──────── Task input

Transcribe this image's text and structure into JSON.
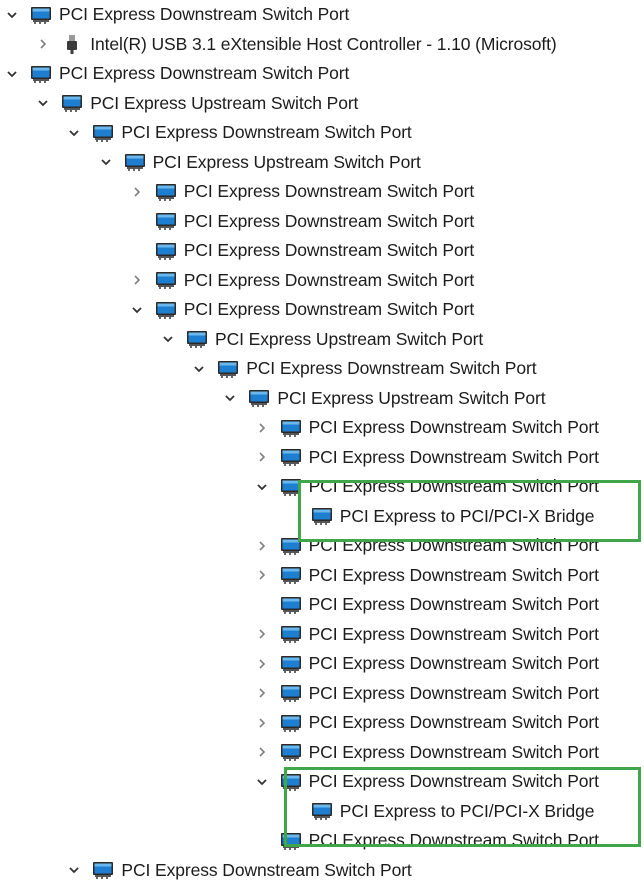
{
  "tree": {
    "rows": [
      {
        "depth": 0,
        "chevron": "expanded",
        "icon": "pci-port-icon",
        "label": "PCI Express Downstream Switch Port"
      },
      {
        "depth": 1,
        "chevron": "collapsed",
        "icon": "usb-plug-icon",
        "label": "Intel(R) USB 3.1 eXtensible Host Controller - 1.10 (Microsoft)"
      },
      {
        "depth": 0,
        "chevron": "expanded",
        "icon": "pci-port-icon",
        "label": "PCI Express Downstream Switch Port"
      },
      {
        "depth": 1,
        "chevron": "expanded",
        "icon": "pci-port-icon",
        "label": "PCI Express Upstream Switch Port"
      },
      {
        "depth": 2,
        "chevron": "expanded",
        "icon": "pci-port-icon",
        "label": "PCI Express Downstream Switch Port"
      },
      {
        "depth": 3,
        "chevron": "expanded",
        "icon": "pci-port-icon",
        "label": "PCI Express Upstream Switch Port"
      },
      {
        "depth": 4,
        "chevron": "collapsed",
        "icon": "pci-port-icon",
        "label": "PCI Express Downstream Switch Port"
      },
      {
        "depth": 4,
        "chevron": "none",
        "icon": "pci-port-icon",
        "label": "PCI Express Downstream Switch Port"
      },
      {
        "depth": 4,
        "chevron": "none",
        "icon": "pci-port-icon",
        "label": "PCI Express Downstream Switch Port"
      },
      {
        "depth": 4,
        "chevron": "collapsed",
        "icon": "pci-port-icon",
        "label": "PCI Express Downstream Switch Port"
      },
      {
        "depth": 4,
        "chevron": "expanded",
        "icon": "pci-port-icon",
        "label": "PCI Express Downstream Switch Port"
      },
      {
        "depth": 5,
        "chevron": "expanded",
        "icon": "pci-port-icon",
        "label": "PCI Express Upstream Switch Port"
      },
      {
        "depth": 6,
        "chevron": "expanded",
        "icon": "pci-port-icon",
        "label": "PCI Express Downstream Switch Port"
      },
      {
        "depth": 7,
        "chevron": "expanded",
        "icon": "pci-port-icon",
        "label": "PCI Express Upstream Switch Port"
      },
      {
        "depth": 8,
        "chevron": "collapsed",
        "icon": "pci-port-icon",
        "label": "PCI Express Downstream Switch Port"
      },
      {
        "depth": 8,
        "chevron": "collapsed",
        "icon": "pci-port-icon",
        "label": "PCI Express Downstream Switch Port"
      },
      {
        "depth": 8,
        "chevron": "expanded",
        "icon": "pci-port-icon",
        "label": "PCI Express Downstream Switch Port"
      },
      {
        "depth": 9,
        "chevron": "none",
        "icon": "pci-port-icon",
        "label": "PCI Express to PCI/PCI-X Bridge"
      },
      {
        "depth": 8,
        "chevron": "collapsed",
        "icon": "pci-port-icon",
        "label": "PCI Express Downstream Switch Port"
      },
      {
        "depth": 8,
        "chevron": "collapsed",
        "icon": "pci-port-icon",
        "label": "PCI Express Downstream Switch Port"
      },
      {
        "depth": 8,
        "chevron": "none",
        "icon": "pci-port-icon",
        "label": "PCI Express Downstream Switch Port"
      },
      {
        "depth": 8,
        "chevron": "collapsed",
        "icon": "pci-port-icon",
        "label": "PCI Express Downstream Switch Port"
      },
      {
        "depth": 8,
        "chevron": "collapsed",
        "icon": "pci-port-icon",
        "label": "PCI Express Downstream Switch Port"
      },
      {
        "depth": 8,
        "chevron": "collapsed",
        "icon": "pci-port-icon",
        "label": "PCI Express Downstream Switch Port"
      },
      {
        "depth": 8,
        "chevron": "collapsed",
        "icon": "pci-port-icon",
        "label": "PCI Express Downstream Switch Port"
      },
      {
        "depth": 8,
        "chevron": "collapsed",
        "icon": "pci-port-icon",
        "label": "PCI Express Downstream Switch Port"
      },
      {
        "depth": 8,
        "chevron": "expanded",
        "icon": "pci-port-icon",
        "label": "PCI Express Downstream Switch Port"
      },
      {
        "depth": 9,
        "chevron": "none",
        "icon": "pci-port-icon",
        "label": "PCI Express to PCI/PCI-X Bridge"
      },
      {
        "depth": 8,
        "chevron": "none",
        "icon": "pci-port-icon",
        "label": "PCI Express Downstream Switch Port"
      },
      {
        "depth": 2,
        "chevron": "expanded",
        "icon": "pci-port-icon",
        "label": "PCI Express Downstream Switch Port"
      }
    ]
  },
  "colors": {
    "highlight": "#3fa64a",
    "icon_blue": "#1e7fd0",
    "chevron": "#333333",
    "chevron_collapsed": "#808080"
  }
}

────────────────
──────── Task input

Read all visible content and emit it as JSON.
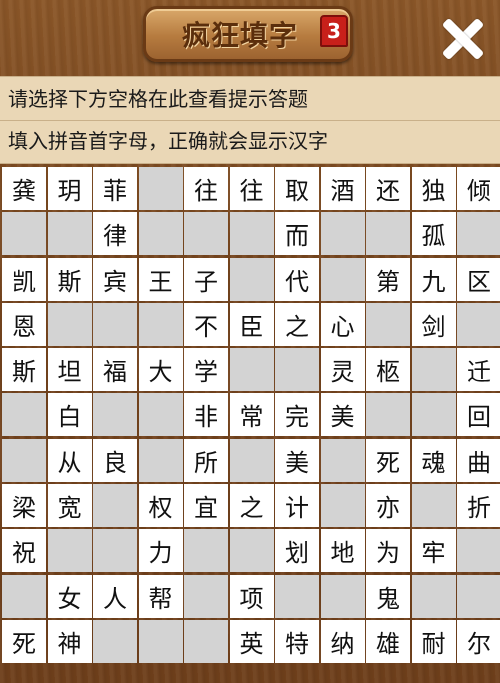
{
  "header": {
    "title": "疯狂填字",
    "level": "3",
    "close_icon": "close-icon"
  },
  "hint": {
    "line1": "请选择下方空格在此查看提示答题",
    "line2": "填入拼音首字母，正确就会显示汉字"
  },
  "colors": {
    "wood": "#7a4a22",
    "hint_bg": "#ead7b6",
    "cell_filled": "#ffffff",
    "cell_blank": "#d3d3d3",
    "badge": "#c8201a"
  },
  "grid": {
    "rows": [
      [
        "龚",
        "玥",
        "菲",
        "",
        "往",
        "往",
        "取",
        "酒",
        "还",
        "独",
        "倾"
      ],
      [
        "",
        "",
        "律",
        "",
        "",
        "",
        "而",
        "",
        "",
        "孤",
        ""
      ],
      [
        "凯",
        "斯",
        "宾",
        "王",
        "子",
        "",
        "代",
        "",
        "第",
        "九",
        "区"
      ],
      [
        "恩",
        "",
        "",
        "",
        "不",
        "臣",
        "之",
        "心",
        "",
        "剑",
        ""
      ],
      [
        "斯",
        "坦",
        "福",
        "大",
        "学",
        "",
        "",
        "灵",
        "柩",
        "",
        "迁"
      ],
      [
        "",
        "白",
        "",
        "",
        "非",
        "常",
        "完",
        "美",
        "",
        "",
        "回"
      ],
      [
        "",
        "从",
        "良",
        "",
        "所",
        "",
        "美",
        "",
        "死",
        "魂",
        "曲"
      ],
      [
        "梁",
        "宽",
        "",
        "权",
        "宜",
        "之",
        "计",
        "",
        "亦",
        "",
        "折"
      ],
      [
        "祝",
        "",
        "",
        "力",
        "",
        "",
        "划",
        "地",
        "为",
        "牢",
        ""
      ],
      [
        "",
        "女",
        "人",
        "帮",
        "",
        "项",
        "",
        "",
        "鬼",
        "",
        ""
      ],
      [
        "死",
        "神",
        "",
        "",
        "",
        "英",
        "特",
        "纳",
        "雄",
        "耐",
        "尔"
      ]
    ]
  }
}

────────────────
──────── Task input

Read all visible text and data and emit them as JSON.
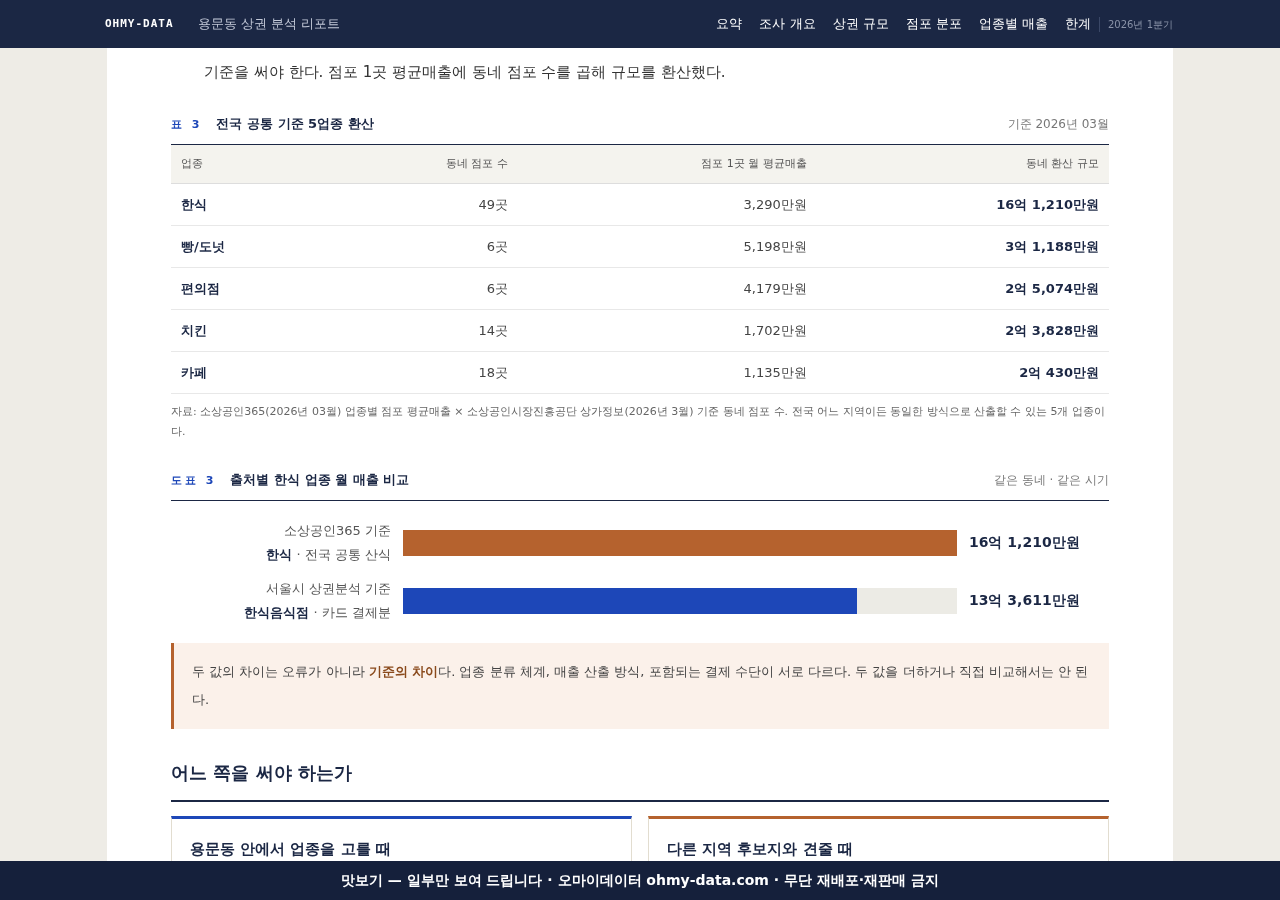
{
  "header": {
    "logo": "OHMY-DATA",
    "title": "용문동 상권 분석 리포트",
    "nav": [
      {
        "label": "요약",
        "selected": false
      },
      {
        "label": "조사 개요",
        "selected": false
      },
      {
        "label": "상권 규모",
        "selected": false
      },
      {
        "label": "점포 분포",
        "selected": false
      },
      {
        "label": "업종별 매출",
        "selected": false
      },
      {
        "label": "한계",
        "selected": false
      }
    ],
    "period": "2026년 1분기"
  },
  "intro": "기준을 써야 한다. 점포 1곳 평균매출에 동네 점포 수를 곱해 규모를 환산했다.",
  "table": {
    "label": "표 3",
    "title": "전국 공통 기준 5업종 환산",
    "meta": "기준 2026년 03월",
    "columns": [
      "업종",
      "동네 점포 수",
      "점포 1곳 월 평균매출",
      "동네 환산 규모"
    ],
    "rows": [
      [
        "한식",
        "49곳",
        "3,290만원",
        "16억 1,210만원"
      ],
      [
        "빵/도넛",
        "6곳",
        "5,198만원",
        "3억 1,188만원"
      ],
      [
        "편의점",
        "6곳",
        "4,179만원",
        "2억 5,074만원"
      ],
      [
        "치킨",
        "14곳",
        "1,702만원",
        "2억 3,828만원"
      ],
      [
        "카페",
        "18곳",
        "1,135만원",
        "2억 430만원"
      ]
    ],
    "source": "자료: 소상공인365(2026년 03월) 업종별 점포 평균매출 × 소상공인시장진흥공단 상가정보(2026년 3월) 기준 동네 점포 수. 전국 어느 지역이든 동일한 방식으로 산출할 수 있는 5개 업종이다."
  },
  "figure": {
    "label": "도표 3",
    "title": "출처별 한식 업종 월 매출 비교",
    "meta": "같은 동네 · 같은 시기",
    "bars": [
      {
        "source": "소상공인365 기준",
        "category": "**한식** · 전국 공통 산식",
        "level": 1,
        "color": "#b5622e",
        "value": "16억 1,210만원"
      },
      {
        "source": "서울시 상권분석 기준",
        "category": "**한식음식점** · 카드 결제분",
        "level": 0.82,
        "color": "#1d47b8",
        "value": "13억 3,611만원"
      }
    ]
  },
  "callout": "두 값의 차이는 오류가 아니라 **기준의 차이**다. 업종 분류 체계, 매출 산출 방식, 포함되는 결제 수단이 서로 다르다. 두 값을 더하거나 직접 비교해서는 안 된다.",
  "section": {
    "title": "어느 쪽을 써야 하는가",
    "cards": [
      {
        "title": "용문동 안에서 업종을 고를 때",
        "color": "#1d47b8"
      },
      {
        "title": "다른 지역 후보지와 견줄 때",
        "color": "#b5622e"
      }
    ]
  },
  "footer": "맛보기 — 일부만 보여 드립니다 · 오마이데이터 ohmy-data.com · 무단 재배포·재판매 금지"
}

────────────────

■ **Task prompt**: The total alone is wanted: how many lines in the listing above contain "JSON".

■ **Result for this task**: 3